- Produced an informed summary of your idea to start gathering support (within your organisation and with potential customers/consumers)
The workshop will be run by Dr Fabian Seymour of Medipex Ltd.
Medipex is the regional NHS Innovation Hub for the Yorkshire & Humber region helping NHS staff commercialise their ideas and innovations.
Fabian has over 10 years’ experience in designing and delivering commercialization and enterprise modules and courses. He combines his experience in technology transfer activities and inward investment with his passion for training, development and empowering people.
This workshop takes a fresh look at business planning, with a focus on practical techniques to help you to test out new business or enterprise ideas, or refresh and improve your current activities.
We will examine the key components of a business /project plan and provide an insight into why a business plan is essential.
Using the innovative Business Model & Value Proposition Canvas tools our practical session will help you to produce a one page map of your opportunity examining ‘Customer Segments’, ‘Key Partners’ and ‘Value Propositions’. The Business Model Canvas is hands-on tool that fosters understanding, discussion, creativity, and analysis about your future business.
This workshop will:
- Demonstrate the Business Model Canvas – using examples of existing businesses
- Help you to develop a one page Canvas for your own business or project
- Provide a guide on how to pull together the key elements/content into a business plan format and discuss why this is essential
By the end of the workshop you will:
- Know your starting point and the steps involved from idea to launch
- Be able to use the design tools & techniques to enable early stage idea creation
- Know how to transfer your idea into a presentable/pitchable med-tech plan (/proposal)
- Have tangible & actionable outcomes
The workshop leader is Gail Cherry; a facilitator, mentor and coach to entrepreneurs who has helped more than 500 people to make the transition for student, academic & professional life into entrepreneurship. Gail is able to take what might seem, to an entrepreneur, a dull yet essential business task and turn it into an interesting, exciting and engaging process. In short, she helps people learn new things to work through the challenges of starting and running a new business; the right things for them.
Her work focuses on start-up and established business growth, mainly around the themes of:
- New possibilities, innovations & breakthroughs for developing the business or improving it.
- The entrepreneurial self: building capability, competence, confidence, motivation & grit.
- Implementing strategic plans; either alone or with superb teams
This half day workshop will provide an in depth look at intellectual property for medical technologies, its exploitation and how it can be protected.
In particular, the workshop will focus on the difficult issue of disclosure, using discussion, group work and relevant med-tech case studies to reinforce the learning from a practical point of view.
Our trainer will also provide a detailed overview of the patent process covering timescales, costs and a guide to help delegates conduct initial searches.

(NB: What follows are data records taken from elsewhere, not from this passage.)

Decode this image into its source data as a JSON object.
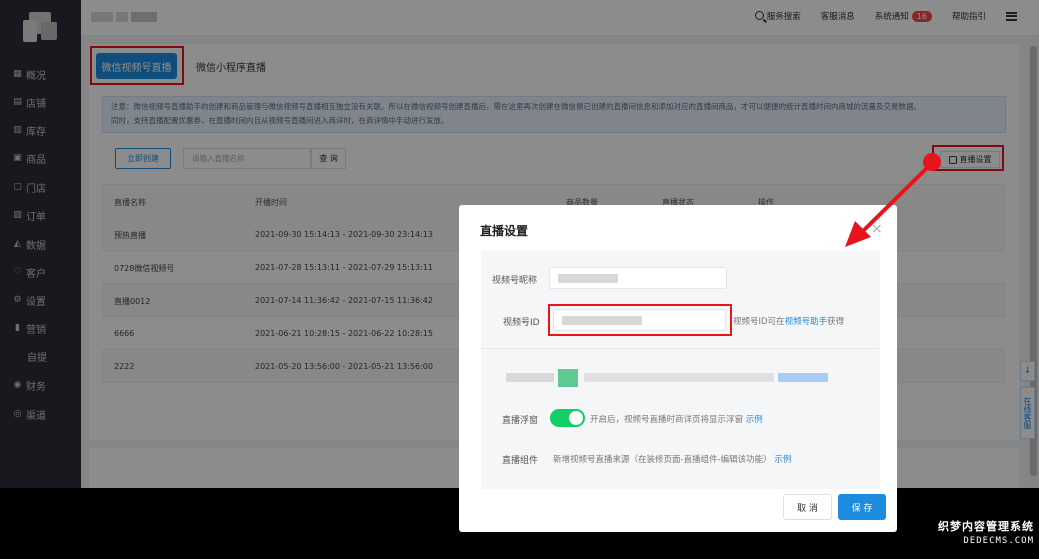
{
  "sidebar": {
    "items": [
      {
        "label": "概况",
        "icon": "store-icon"
      },
      {
        "label": "店铺",
        "icon": "shop-icon"
      },
      {
        "label": "库存",
        "icon": "inventory-icon"
      },
      {
        "label": "商品",
        "icon": "goods-icon"
      },
      {
        "label": "门店",
        "icon": "store-front-icon"
      },
      {
        "label": "订单",
        "icon": "order-icon"
      },
      {
        "label": "数据",
        "icon": "chart-icon"
      },
      {
        "label": "客户",
        "icon": "heart-icon"
      },
      {
        "label": "设置",
        "icon": "gear-icon"
      },
      {
        "label": "营销",
        "icon": "bar-icon"
      },
      {
        "label": "自提",
        "icon": ""
      },
      {
        "label": "财务",
        "icon": "finance-icon"
      },
      {
        "label": "渠道",
        "icon": "channel-icon"
      }
    ]
  },
  "topbar": {
    "service_search": "服务搜索",
    "customer_msg": "客服消息",
    "system_notice": "系统通知",
    "notice_count": "16",
    "help": "帮助指引"
  },
  "tabs": {
    "active": "微信视频号直播",
    "other": "微信小程序直播"
  },
  "notice": {
    "line1": "注意：微信视频号直播助手的创建和商品管理与微信视频号直播相互独立没有关联。所以在微信视频号创建直播后，需在这里再次创建在微信侧已创建的直播间信息和添加对应的直播间商品，才可以便捷的统计直播时间内商城的流量及交易数据。",
    "line2": "同时，支持直播配置优惠券，在直播时间内且从视频号直播间进入商详时，在商详情中手动进行发放。"
  },
  "toolbar": {
    "create_label": "立即创建",
    "search_placeholder": "请输入直播名称",
    "query_label": "查 询",
    "settings_label": "直播设置"
  },
  "table": {
    "headers": [
      "直播名称",
      "开播时间",
      "商品数量",
      "直播状态",
      "操作"
    ],
    "rows": [
      {
        "name": "预热直播",
        "time": "2021-09-30 15:14:13 - 2021-09-30 23:14:13"
      },
      {
        "name": "0728微信视频号",
        "time": "2021-07-28 15:13:11 - 2021-07-29 15:13:11"
      },
      {
        "name": "直播0012",
        "time": "2021-07-14 11:36:42 - 2021-07-15 11:36:42"
      },
      {
        "name": "6666",
        "time": "2021-06-21 10:28:15 - 2021-06-22 10:28:15"
      },
      {
        "name": "2222",
        "time": "2021-05-20 13:56:00 - 2021-05-21 13:56:00"
      }
    ]
  },
  "modal": {
    "title": "直播设置",
    "close": "×",
    "nickname_label": "视频号昵称",
    "id_label": "视频号ID",
    "id_hint_prefix": "视频号ID可在",
    "id_hint_link": "视频号助手",
    "id_hint_suffix": "获得",
    "float_label": "直播浮窗",
    "float_hint": "开启后，视频号直播时商详页将显示浮窗",
    "float_example": "示例",
    "component_label": "直播组件",
    "component_hint": "新增视频号直播来源（在装修页面-直播组件-编辑该功能）",
    "component_example": "示例",
    "cancel_label": "取 消",
    "save_label": "保 存",
    "float_enabled": true
  },
  "float_panel": {
    "download": "↓",
    "chat": "在线客服"
  },
  "watermark": {
    "line1": "织梦内容管理系统",
    "line2": "DEDECMS.COM"
  },
  "colors": {
    "accent": "#1d8ce0",
    "highlight": "#e8141c",
    "toggle_on": "#13ce66",
    "sidebar_bg": "#2b2f3a"
  }
}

The workshop will be delivered by Clair Curran from Urquhart-Dykes & Lord, one of the UK’s leading firms of Chartered Patent and Trade Mark Attorneys. Clair is a European Patent Attorney who holds a PhD in biochemistry from the University of Sheffield, and a Masters degree in medical genetics/immunology. She began her training as a patent attorney following a period of post-doctoral research, which saw her being named as an inventor on several University patent applications. Clair has worked both in private practice and in corporate environments, including working in an international medical device company.
Clair’s practice primarily focuses on the drafting and prosecution of patent applications relating to orthopaedic implants and related instrumentation.